Generic Contractors Are Fading Away, Brand Names Are Shining
Remember the isles of generic vegetables at the grocery stores back in the recession of the 1990's? Just like the manufacturers of those cans of generic vegetables, during the recent recession many contractors put themselves into a commodity market where the consumer chooses product based on price.
Manufacturers of those generic foods told us what was in the can was the same thing you would get if you bought the name brand products. They also told us that the reason they could sell at low prices was because they didn't do any advertising and skipped the fancy labels on the can. Essentially during the recession of the early 90's manufacturers of these products were banking on cash challenged consumers being attracted to their low prices for what they claimed to be the same quality of products they would get if they purchased the more expensive name brands.
Here today, gone tomorrow
My recollection is that those products occupied a few isles at the supermarket during the early years of the recession and consumers did give them a try. But, by the end of the recession consumers stopped buying them and the isles went away. My theory is that consumers discovered the products weren't the same quality as the name brands, the quality of the food often varied from purchase to purchase, and even at a lower price buying them just wasn't worth it. I can tell you from my own experience that my kids wouldn't eat the generic spinach. For my family saving money on generic foods really didn't save us any money at all because what we bought didn't serve the purpose for buying it.
I would suggest the same thing is currently happening to many contractors who resorted to similar tactics. To lower their prices they too at the start of the recent recession took on generic labels and stopped doing any marketing and advertising. They also offered their services with the promise that even at low prices consumers would get the same quality project the well known name brand contractors were offering. Like the generic food manufacturers of the 90's, now that the economy is improving, these contractors are finding it hard to sell anything at all.
Here’s my message
This should serve as a wake-up call for contractors who want to stay in business and actually earn enough money to live well, maybe even eventually be able to retire when their body's give out due to old age. Let's face it, if your selling strategy is to be the lowest price, you need to be the loser to win.

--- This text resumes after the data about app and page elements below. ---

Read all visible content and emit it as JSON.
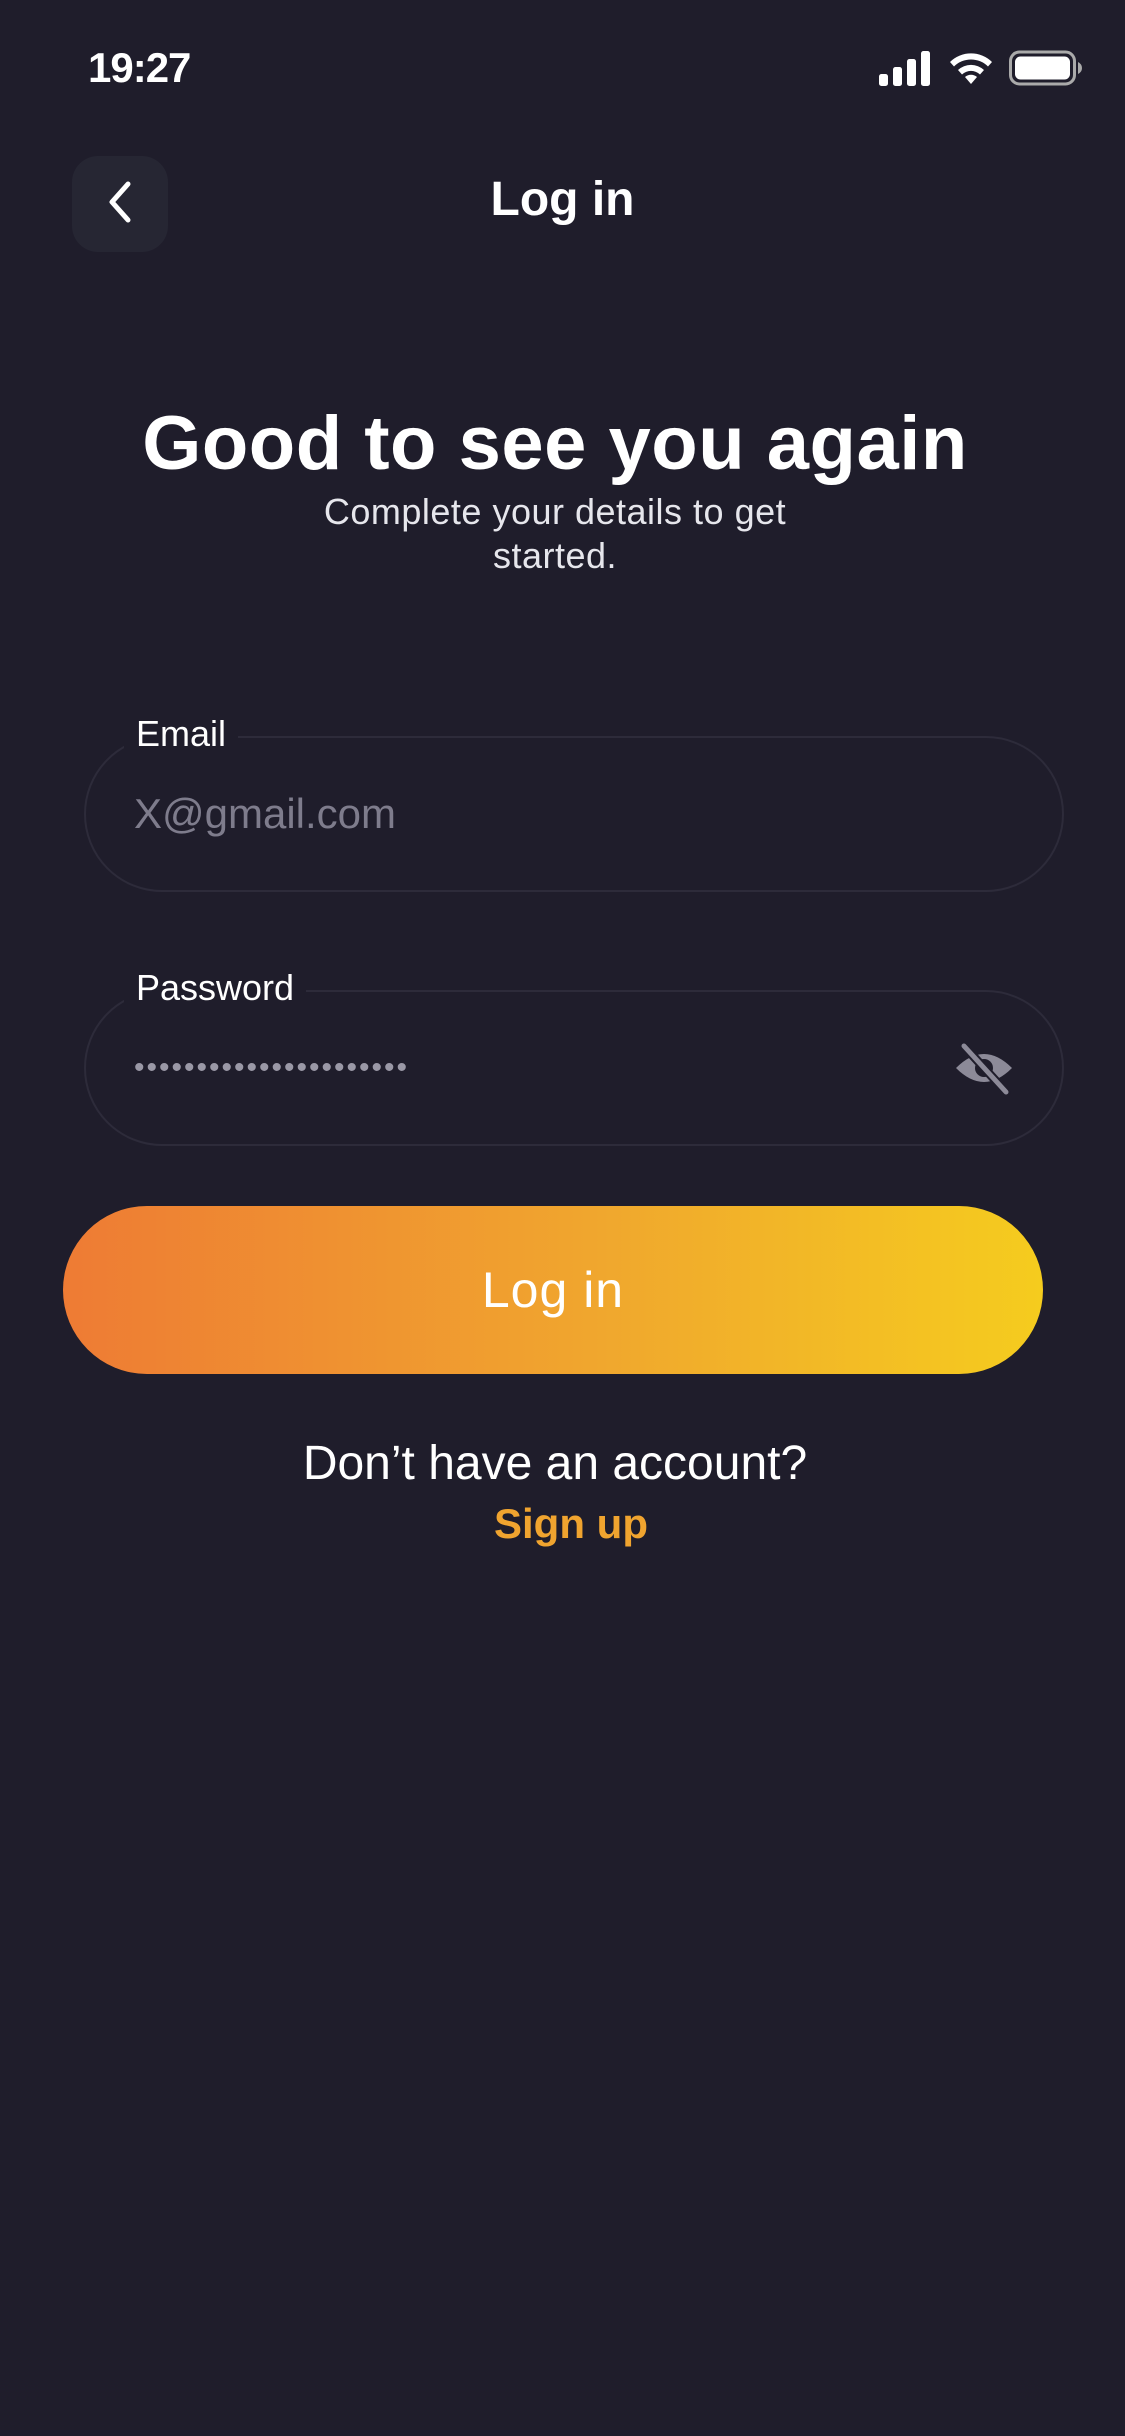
{
  "status_bar": {
    "time": "19:27",
    "icons": [
      "cellular-signal-icon",
      "wifi-icon",
      "battery-icon"
    ]
  },
  "nav": {
    "back_icon": "chevron-left-icon",
    "title": "Log in"
  },
  "header": {
    "headline": "Good to see you again",
    "subtitle": "Complete your details to get started."
  },
  "form": {
    "email": {
      "label": "Email",
      "placeholder": "X@gmail.com",
      "value": ""
    },
    "password": {
      "label": "Password",
      "value": "••••••••••••••••••••••",
      "toggle_icon": "eye-off-icon"
    },
    "submit_label": "Log in"
  },
  "footer": {
    "prompt": "Don’t have an account?",
    "signup_label": "Sign up"
  },
  "colors": {
    "background": "#1f1d2b",
    "accent": "#f0a42f",
    "gradient_start": "#ee7b34",
    "gradient_end": "#f5cc1e"
  }
}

When consumers are short on money they may be willing to give you a try, but if your offering leaves a bad taste in their mouth they will likely go back to buying from the name brands as their income improves.

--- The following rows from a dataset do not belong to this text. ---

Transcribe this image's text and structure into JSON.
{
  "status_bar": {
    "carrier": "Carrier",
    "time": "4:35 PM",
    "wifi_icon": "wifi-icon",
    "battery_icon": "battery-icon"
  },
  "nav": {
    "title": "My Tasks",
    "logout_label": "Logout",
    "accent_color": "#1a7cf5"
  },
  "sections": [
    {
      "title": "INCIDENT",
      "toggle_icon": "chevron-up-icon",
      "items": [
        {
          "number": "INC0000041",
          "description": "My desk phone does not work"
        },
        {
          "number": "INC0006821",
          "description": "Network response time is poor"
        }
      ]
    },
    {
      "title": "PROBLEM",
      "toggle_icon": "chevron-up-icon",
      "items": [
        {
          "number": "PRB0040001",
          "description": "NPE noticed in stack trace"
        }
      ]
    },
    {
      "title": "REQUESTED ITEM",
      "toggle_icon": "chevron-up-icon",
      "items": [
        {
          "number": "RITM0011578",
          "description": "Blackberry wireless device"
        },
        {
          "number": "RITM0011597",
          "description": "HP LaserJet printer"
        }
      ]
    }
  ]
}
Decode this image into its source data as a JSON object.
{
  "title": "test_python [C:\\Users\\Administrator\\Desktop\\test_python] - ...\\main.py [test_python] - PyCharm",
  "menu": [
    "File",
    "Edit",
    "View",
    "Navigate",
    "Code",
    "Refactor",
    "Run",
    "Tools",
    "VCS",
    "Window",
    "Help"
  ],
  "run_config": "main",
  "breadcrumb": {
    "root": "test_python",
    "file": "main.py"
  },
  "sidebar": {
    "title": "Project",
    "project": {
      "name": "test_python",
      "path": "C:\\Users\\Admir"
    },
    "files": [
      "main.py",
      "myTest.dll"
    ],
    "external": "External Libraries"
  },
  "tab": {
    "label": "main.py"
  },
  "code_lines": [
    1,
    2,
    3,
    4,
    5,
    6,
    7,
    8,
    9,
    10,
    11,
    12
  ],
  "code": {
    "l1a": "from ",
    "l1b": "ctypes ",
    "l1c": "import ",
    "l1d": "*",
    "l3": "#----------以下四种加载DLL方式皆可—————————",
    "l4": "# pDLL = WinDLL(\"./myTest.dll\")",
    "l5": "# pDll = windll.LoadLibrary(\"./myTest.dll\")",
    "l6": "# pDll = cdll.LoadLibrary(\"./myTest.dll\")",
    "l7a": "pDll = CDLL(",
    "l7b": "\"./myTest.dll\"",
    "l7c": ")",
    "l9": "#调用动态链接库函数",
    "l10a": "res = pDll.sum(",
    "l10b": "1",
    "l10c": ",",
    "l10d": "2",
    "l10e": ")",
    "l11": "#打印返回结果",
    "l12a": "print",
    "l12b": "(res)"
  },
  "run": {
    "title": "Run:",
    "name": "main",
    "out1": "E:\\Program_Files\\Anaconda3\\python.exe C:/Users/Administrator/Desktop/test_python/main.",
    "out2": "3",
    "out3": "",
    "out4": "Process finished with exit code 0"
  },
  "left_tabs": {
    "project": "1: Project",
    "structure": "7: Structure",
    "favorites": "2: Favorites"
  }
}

If you are having a hard time accepting my thoughts in this article just take a look around you. All over the country I am hearing from name brand contractors who are overwhelmed with work, are raising their prices and desperately need more staff to help them get the work done. At the same time generic contractors are complaining that they have very little work and consumers inquiring about their services are still aggressively beating them up on price. Like the generic vegetables, I am pretty confident many contractors with generic labels will soon be gone from the isles where consumers shop for a contractor.
Think about it.
If you brought a 30 pack of generic beer to a Super Bowl party, would your buddies let you in?